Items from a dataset
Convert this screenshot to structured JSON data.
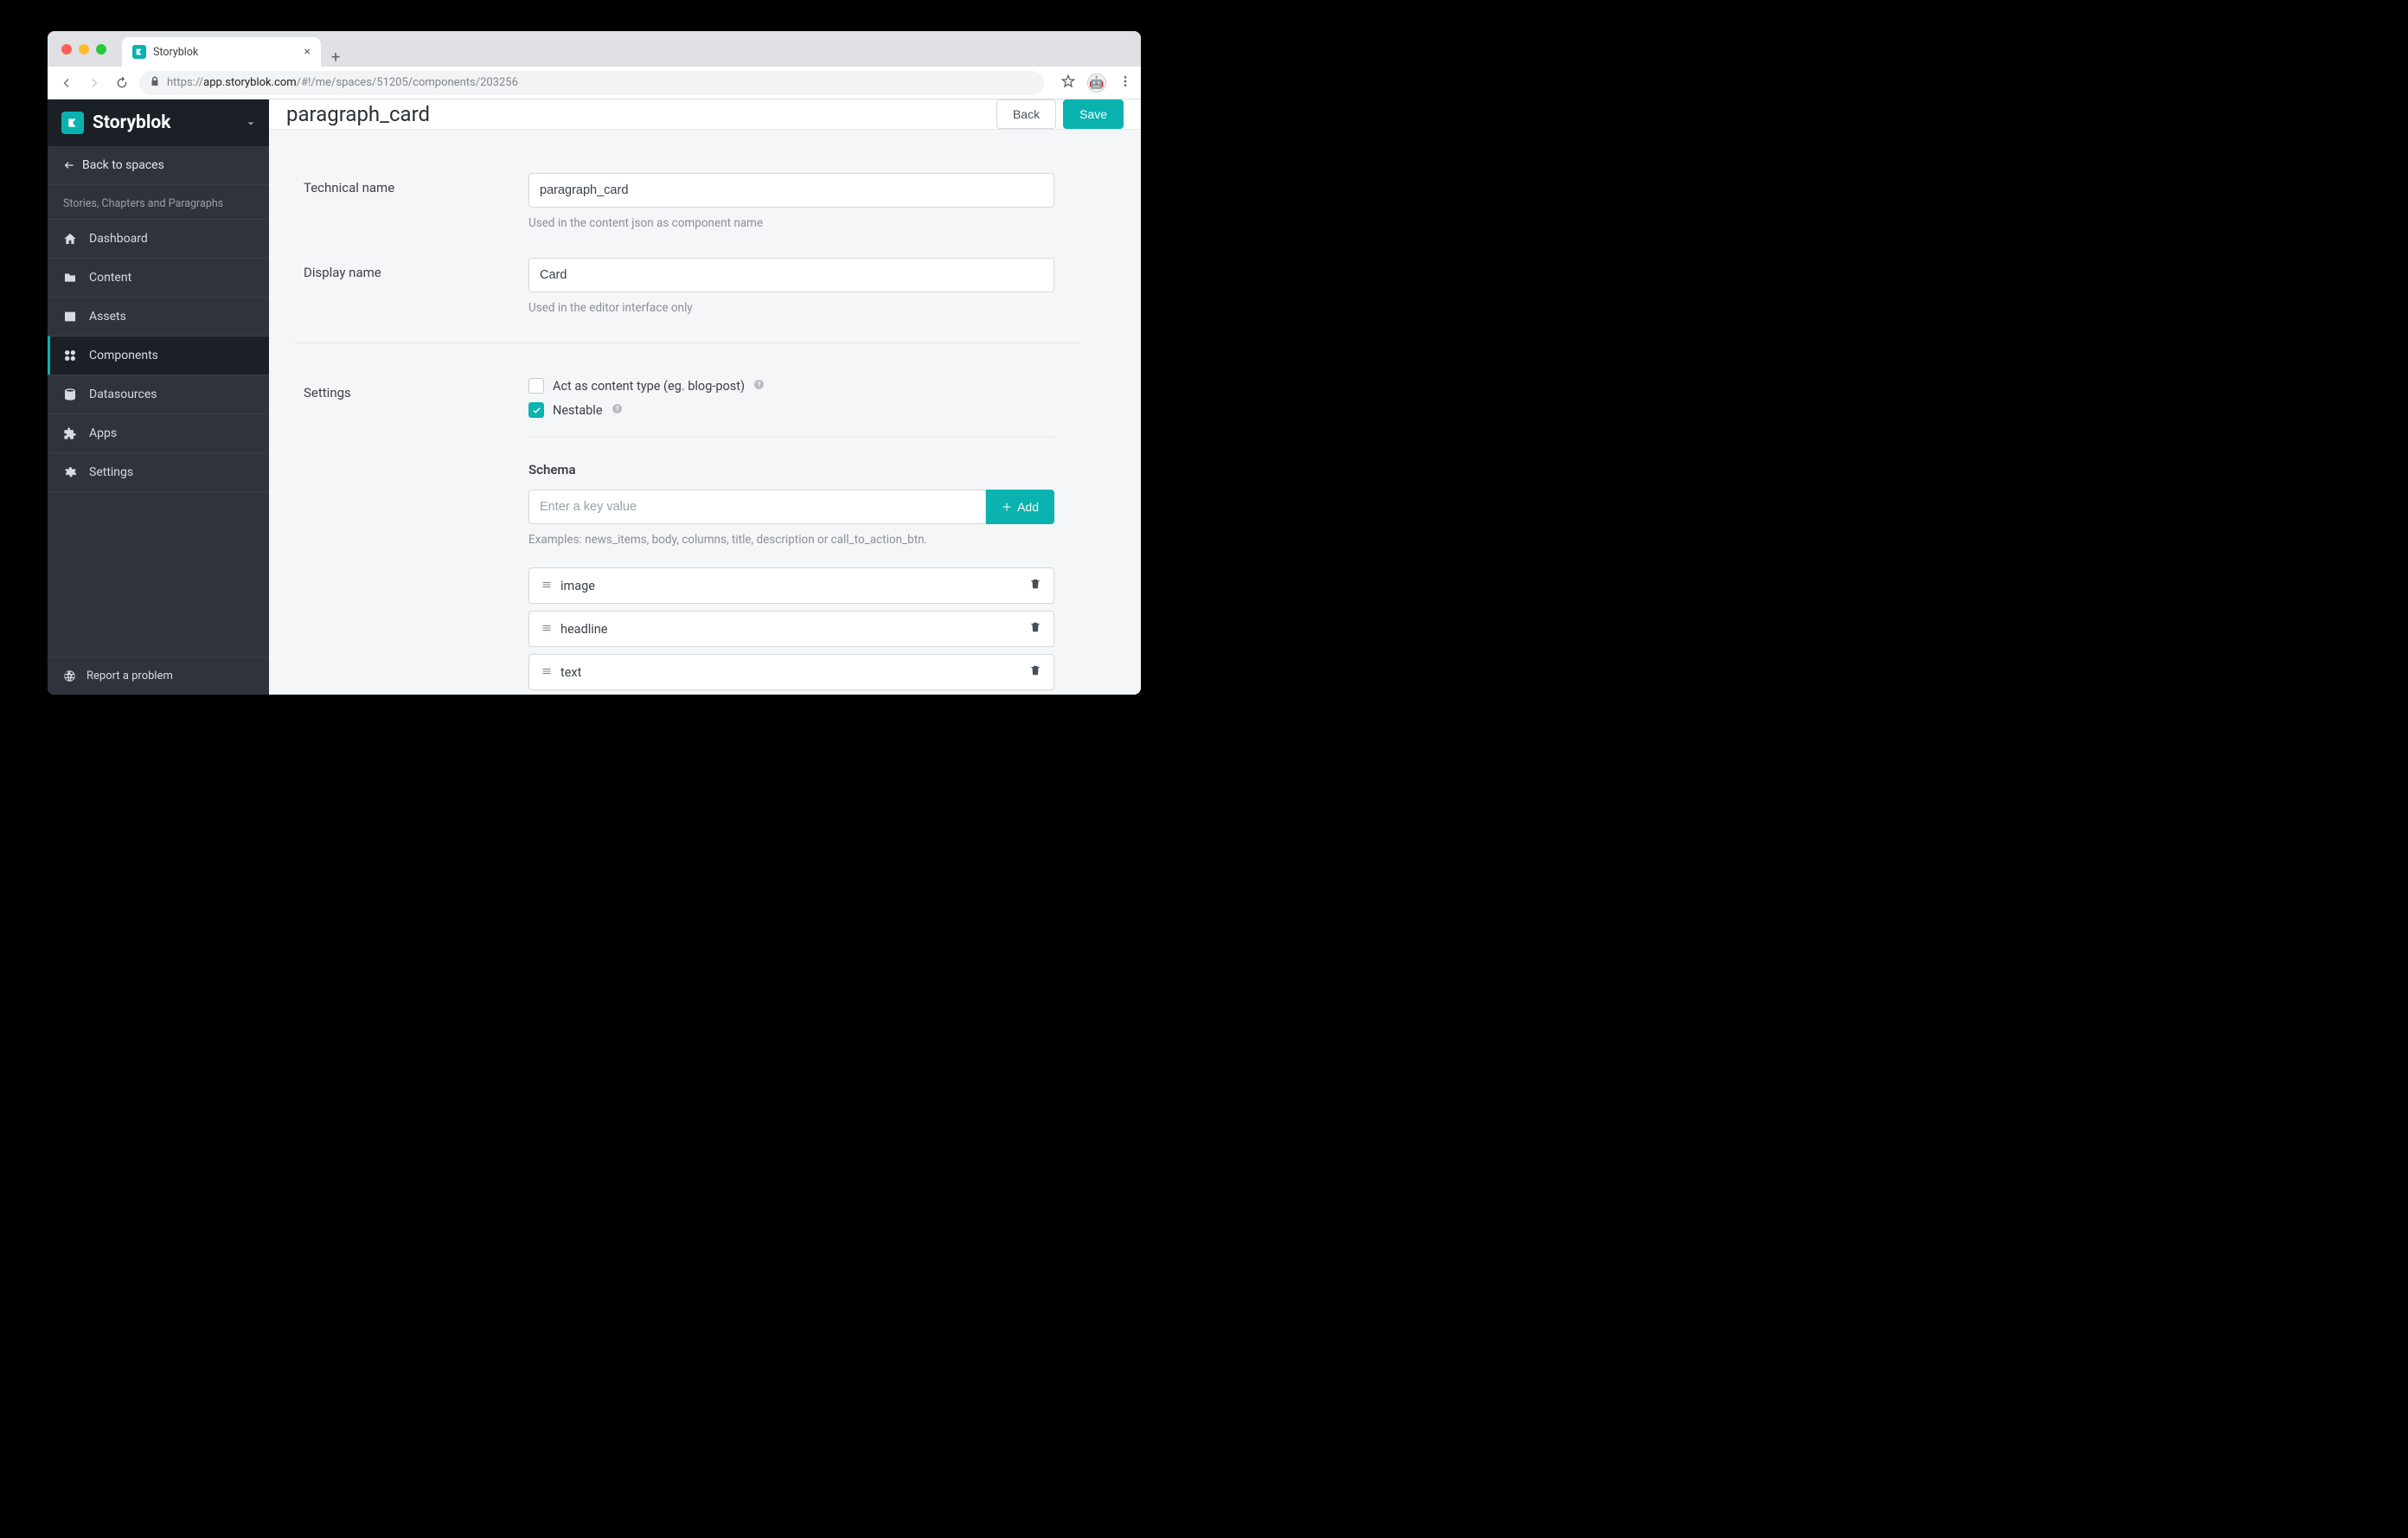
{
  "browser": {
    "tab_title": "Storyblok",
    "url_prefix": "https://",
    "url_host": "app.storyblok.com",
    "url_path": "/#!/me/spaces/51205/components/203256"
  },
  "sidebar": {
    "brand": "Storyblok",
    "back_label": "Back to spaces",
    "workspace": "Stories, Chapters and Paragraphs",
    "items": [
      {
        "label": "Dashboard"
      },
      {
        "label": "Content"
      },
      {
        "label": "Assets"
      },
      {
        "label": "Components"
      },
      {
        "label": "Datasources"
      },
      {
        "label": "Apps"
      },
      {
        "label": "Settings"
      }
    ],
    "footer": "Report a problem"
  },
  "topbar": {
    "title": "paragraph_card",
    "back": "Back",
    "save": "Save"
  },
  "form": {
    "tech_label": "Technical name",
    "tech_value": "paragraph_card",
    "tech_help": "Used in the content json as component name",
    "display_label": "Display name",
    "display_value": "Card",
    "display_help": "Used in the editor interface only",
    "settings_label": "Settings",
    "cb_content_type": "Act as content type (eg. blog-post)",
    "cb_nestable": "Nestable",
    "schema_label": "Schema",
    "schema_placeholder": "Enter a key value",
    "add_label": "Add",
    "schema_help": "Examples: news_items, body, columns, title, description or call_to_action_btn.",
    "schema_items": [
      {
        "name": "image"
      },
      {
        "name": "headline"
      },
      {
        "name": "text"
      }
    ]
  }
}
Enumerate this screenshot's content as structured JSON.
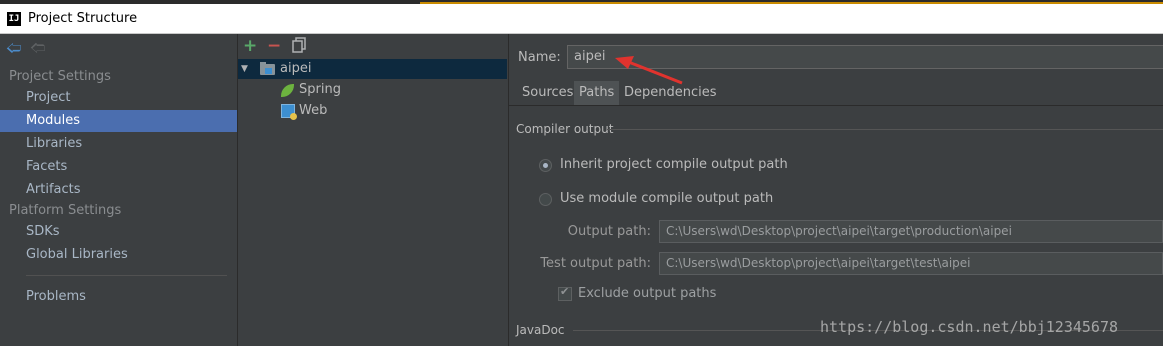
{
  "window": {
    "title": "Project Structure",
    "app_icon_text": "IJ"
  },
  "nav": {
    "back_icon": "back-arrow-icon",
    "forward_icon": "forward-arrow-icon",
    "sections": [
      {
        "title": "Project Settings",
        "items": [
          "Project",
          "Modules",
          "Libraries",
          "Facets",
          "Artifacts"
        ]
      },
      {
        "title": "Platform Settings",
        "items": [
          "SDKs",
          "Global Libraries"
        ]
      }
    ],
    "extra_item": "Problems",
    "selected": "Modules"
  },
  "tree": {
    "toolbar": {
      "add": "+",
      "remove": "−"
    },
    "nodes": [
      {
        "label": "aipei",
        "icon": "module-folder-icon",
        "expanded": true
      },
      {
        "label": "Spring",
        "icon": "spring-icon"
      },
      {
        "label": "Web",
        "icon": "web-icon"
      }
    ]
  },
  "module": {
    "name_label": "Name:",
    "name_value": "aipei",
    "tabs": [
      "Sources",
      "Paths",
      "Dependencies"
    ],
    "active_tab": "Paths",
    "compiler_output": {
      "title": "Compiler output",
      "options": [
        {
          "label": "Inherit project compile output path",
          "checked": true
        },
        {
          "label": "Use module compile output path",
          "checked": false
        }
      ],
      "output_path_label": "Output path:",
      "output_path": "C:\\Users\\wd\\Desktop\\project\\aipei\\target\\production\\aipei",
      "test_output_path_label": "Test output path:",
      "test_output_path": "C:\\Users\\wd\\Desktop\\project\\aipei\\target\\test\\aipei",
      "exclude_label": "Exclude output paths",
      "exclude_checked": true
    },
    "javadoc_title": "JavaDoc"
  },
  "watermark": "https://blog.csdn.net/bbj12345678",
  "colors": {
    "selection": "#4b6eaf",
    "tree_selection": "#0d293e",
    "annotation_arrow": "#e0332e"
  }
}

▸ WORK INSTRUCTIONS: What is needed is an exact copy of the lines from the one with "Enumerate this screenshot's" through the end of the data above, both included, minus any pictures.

▸ RESPONSE TO THE TASK:
Enumerate this screenshot's content as structured JSON.
{
  "window": {
    "title": "Project Structure",
    "app_icon_text": "IJ"
  },
  "nav": {
    "back_icon": "back-arrow-icon",
    "forward_icon": "forward-arrow-icon",
    "sections": [
      {
        "title": "Project Settings",
        "items": [
          "Project",
          "Modules",
          "Libraries",
          "Facets",
          "Artifacts"
        ]
      },
      {
        "title": "Platform Settings",
        "items": [
          "SDKs",
          "Global Libraries"
        ]
      }
    ],
    "extra_item": "Problems",
    "selected": "Modules"
  },
  "tree": {
    "toolbar": {
      "add": "+",
      "remove": "−"
    },
    "nodes": [
      {
        "label": "aipei",
        "icon": "module-folder-icon",
        "expanded": true
      },
      {
        "label": "Spring",
        "icon": "spring-icon"
      },
      {
        "label": "Web",
        "icon": "web-icon"
      }
    ]
  },
  "module": {
    "name_label": "Name:",
    "name_value": "aipei",
    "tabs": [
      "Sources",
      "Paths",
      "Dependencies"
    ],
    "active_tab": "Paths",
    "compiler_output": {
      "title": "Compiler output",
      "options": [
        {
          "label": "Inherit project compile output path",
          "checked": true
        },
        {
          "label": "Use module compile output path",
          "checked": false
        }
      ],
      "output_path_label": "Output path:",
      "output_path": "C:\\Users\\wd\\Desktop\\project\\aipei\\target\\production\\aipei",
      "test_output_path_label": "Test output path:",
      "test_output_path": "C:\\Users\\wd\\Desktop\\project\\aipei\\target\\test\\aipei",
      "exclude_label": "Exclude output paths",
      "exclude_checked": true
    },
    "javadoc_title": "JavaDoc"
  },
  "watermark": "https://blog.csdn.net/bbj12345678",
  "colors": {
    "selection": "#4b6eaf",
    "tree_selection": "#0d293e",
    "annotation_arrow": "#e0332e"
  }
}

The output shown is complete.